Paul Miller’s A Praying Life does well in dealing with these issues. Very well. I have read a couple of books and listened to a handful of sermons on the subject of prayer, but this one takes the cake in my opinion.
In terms of remaining biblically true I would say that Paul Miller does a good job. I can’t remember a time where I theologically cringed, or thought to myself, “Uh oh... What’s he talking about?” One thing that I wish there was more of would be explaining the different promises or verses regarding prayer. He does this a bit, but I wish he would have done it more. Paul Miller also does a great job of humbling the reader. He emphasizes that we have to pray like children who are helpless. That’s fantastic for me because I fall into the trap of thinking that I should pray to get better at prayer, or I should pray only because I know I should.

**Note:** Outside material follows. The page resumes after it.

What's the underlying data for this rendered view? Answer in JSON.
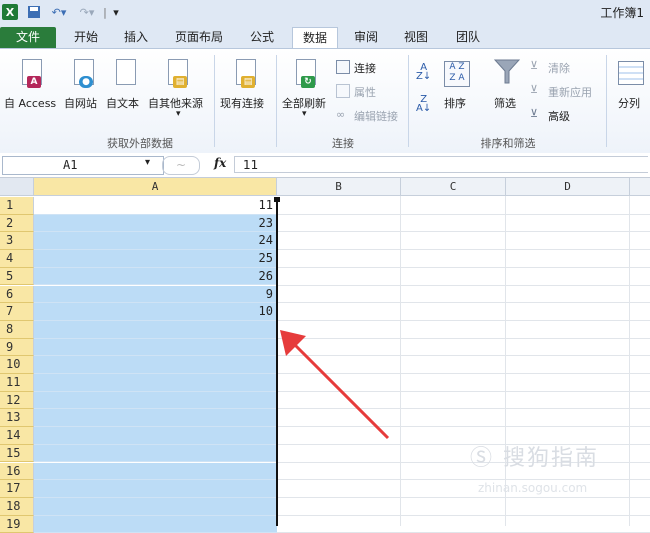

Now it is easier to see that prayer is actually humbling ourselves before God and making our needs known to Him like children. On another note, this book does a great job of feeling real. A lot of books or sermons on prayer leave me in this weird state where I want to pray for three hours the next morning and if I don’t then I probably did not pray in the right way. I don’t pray because I’m making my needs known to God, or worshiping God as my Father, but I’ll just pray to... pray because the book told me I needed to. Miller stayed away from this. I came away feeling like it was possible for a Christian to pray at all times without ceasing. I think the table of contents give an insight into this: Part 1: Learning to Pray Like a Child (with chapter titles like Learning to Be Helpless), Part 2: Learning to Trust Again (with chapter titles like Following Jesus out of Cynicism), Part 3: Learning to Ask Your Father (with chapter titles like Why Asking Is So Hard), Part 4: Living in Your Father’s Story, and Part 5: Praying in Real Life. Miller does a great job of using his experiences to show the reader each aspect of prayer, which was very helpful for me. He’s a great story teller and is good at tying these in to what he’s speaking on.
Overall I would recommend A Praying Life for any Christian who struggles in prayer. This book has been a great help and encouragement to me. Paul Miller does an excellent job dealing with practical issues in prayer in such a way that will leave you wanting to pray.